You may have had the experience of walking along trail and being met by a dog. This kind of encounter occurs in a variety of ways. Small children are sometimes jolted into terror as a large four-legged creature friskily rounds the bend and lopes on over to get a sniff and maybe a lick. Scaling the child’s experience so adults can understand what it might be like requires us to imagine a dog about 7 feet tall galloping toward us with unclear intentions.

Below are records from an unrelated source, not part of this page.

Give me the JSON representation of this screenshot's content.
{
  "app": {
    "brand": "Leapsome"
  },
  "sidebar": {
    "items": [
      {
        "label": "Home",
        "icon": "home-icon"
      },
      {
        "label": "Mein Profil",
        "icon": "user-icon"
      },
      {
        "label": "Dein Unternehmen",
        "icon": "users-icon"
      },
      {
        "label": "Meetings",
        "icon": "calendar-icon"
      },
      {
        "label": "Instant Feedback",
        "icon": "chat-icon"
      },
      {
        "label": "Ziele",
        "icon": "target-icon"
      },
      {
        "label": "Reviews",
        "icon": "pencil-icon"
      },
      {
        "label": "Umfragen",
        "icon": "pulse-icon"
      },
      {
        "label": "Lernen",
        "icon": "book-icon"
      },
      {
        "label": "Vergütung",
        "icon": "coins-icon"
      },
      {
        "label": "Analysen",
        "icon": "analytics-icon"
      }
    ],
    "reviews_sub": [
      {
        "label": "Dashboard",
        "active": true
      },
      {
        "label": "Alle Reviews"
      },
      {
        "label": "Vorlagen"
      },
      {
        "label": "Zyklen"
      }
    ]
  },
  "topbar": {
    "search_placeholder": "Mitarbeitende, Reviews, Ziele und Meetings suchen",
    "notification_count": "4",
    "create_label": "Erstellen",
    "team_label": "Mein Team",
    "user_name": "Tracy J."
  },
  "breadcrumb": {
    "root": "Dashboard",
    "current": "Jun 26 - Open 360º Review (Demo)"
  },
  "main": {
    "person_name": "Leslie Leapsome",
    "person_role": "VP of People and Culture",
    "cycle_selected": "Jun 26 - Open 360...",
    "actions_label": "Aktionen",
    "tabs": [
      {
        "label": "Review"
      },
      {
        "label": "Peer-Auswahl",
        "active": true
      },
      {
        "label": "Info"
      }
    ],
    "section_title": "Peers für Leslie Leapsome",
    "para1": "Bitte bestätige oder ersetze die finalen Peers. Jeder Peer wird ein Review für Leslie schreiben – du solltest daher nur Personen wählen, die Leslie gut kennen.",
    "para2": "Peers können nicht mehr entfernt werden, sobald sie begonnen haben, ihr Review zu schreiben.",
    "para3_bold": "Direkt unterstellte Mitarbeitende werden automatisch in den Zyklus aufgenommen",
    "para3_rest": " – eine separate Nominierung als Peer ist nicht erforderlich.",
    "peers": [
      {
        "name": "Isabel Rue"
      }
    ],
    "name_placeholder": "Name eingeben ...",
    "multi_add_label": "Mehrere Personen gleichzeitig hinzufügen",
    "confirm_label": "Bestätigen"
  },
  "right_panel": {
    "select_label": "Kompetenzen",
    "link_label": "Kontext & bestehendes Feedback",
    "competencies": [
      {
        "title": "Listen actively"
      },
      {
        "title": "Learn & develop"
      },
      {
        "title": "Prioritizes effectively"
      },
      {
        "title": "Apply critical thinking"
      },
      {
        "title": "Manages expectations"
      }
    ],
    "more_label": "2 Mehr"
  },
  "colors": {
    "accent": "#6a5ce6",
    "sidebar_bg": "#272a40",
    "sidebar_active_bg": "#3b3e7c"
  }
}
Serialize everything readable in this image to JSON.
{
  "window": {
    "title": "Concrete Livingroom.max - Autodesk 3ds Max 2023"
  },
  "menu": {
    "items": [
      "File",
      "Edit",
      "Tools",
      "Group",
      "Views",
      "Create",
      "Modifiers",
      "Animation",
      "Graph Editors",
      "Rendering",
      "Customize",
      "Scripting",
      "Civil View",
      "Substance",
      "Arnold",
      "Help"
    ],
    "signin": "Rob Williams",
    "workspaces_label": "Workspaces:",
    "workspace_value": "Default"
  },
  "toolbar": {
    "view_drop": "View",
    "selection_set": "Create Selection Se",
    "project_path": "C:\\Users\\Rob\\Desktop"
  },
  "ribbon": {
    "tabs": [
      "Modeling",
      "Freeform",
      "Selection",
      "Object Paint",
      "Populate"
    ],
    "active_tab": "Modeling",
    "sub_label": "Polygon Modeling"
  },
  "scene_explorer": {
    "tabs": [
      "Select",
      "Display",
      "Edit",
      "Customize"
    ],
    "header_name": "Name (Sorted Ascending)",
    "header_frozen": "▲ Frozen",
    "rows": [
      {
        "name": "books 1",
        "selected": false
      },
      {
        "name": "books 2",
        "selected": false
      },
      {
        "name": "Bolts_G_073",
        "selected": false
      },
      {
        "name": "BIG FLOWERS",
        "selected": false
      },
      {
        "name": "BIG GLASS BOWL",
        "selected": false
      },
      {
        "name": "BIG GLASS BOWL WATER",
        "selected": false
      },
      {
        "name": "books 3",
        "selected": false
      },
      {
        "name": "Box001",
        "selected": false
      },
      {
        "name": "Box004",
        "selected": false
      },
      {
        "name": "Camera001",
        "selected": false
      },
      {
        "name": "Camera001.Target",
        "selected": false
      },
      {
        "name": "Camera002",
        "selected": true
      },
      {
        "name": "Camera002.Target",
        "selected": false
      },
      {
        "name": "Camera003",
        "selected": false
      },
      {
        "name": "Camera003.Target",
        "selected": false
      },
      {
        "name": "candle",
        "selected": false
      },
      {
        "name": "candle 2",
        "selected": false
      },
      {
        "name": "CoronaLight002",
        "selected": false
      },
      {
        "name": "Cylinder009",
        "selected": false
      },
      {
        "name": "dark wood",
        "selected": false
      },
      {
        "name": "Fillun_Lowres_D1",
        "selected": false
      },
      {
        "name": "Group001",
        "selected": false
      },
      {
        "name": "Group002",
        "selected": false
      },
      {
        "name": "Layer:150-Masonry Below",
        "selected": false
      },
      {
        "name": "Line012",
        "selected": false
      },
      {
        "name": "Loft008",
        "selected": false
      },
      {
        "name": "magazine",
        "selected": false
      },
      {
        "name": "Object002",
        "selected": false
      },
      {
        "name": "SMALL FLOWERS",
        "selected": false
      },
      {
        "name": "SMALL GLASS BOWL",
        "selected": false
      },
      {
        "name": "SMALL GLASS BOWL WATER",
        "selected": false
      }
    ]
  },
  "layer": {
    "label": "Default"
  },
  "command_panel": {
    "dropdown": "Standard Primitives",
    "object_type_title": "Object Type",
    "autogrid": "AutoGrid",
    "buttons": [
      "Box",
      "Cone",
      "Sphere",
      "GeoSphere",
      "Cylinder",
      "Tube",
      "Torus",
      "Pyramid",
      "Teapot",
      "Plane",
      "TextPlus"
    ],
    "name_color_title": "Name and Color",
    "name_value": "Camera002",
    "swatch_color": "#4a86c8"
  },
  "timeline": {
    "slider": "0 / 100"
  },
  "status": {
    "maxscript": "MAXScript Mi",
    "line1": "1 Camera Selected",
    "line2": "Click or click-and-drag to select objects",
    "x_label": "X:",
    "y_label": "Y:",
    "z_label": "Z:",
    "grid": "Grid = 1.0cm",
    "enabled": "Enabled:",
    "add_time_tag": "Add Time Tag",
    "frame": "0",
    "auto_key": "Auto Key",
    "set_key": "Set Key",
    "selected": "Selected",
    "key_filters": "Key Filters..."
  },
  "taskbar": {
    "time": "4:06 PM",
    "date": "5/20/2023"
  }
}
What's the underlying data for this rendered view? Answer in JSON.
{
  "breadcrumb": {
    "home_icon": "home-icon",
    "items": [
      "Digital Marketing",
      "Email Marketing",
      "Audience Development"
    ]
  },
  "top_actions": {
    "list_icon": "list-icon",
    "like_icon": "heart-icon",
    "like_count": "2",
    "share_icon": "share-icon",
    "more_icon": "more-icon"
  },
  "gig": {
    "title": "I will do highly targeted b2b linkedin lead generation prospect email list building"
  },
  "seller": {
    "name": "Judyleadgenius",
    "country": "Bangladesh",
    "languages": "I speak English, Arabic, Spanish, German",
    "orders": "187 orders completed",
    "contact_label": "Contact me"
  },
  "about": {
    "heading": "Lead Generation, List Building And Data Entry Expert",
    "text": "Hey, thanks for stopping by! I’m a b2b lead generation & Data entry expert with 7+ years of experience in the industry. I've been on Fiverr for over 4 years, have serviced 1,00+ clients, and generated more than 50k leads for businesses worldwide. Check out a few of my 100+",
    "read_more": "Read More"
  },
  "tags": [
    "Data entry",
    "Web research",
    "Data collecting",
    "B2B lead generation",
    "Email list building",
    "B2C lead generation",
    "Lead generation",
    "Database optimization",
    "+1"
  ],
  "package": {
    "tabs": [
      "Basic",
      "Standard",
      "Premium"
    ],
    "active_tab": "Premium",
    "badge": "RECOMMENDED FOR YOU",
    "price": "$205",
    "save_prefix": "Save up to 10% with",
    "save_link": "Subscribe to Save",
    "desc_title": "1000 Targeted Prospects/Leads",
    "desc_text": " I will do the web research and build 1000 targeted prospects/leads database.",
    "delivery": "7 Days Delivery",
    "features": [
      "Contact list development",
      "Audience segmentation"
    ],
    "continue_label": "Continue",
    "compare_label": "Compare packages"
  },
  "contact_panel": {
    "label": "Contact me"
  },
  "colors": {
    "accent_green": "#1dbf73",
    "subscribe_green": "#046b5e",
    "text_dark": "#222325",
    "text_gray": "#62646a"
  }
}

Sometimes we hear or see the otherwise well behaved pet running at full speed through the brush and woods in pursuit of some of the wildlife, madly sticking its snout into a scent that will guide it to the instinctual prey. Domestic animals are usually ill-equipped to be in nature and so they are often surprised by dangers like snakes, belligerent wildlife, thorns or some other hazard. Some pets have been killed by the hazards.
But, all too often, they get lost.
Losing a dog in our natural areas is very common. In almost every case the owners will tell you their dog normally always stays close by. But dogs are easily tempted. It is not uncommon to hear an owner shouting out the name of their best friend over and over as the sun seeks the horizon. The next day a poster appears on the kiosk. The requirement by the city, the strong suggestion by SMGA, to have your dog always on a leash is not just to keep them from terrorizing children and wildlife, but to protect them from the hazards and keep them from losing their way.
I came upon a small dog marching down Dante. It politely passed me as if either leading its master who was too slow to keep up or trying to catch up. I never a saw an owner pass, but I was not about to interfere. It came past me again aiming for Grandma’s Oak only this time it would not go any farther than a line of sight on me, waiting until I caught up then moving again. Clearly it was lost and looking for its master. I tried to get it to come and exchange salutations and share some water but it would have none of that. It eventually turned right on Paraiso, I was going straight on Dante. Eventually I heard the sing song of an owner calling for Penny. I facilitated the reuniting. The owner was a bit embarrassed. Penny was pleased to be thrown over the owner’s shoulder. Penny’s master assured me she always stays close, but it looks like a leash will be needed from now on. A close call.
Please keep your dog, big or small, on leash, whether you are a regular visitor or occasional, whether you are a runner or a slow hiker, on a short walk or long. Take water for your friend and yourself and know how to find your way in and out of our magnificent Nature.
Picking up after your pet? That’s another story…t.o.d.